We believe that a student progresses at his or her own rate in ways that their talents, challenges, and interests dictate. Because we see learning as such an individualized activity, we do not use assessment techniques that compare one student's progress with other students' progress.
Our students are not ranked according to grade point average and are not given letter grades. Our students rarely take tests or quizzes.
Instead, assessing student progress at Wingra occurs in a way that gives a holistic and complete review of the growing child as a learner. Teachers are keen observers of their students and the small student/teacher ratio (12:1) allows for teacher involvement in each student's progress, with opportunities for guidance, redirection, and revision.
Student meets regularly with their teachers to review completed work and discuss their progress.
Each classroom uses a portfolio system to collect student work for long-term evaluation.
At the start of each school year, students meet with parents and teachers to set academic, social, and personal goals for themselves and discuss the goals that parents and teachers suggest. Before each of the parent/teacher conferences during the year, students assess their progress towards these goals.
A goal feedback conference at the end of the school year gives them the opportunity to reflect back on the year with parents and teachers. They also complete forms to evaluate specific social and academic skills.
We consider parents to be our partners in the education of their children. The biannual conference is an important time for both teachers and parents to share detailed information about student progress.
Prior to these half-hour meetings, teachers prepare a detailed report that is sent to parents in preparation for the discussion. Our teachers take the preparation of these reports very seriously, and parents find them to be full of information about their children as learners.
The conference reports provide feedback specific to the talents and challenges of each student in the areas of math, language arts, science, social studies, art, music, physical education, and Spanish. See an example.
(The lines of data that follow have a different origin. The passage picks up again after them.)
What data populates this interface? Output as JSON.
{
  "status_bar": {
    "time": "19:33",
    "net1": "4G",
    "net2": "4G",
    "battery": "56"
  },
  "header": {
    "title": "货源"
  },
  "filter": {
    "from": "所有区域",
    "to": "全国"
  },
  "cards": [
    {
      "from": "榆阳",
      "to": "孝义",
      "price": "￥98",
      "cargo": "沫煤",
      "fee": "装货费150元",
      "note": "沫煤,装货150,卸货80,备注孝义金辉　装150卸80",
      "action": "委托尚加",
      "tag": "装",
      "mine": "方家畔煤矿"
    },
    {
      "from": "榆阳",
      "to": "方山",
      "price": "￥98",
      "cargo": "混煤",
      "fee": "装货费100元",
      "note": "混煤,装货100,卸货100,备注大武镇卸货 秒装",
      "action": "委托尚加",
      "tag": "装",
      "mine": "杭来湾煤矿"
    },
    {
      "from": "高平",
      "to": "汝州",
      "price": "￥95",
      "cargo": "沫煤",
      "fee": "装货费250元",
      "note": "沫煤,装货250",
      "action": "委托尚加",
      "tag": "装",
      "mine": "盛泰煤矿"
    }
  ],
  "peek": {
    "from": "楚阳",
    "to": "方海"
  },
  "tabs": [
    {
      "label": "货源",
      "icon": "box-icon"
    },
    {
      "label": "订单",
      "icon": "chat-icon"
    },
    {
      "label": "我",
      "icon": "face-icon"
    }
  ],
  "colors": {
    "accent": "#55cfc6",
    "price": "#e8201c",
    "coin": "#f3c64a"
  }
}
Parents gain insight into their children as learners (observations about organizational skills, attitude, learning style, and work habits) and the student as a member of the school community (group skills and responsibility to self and others).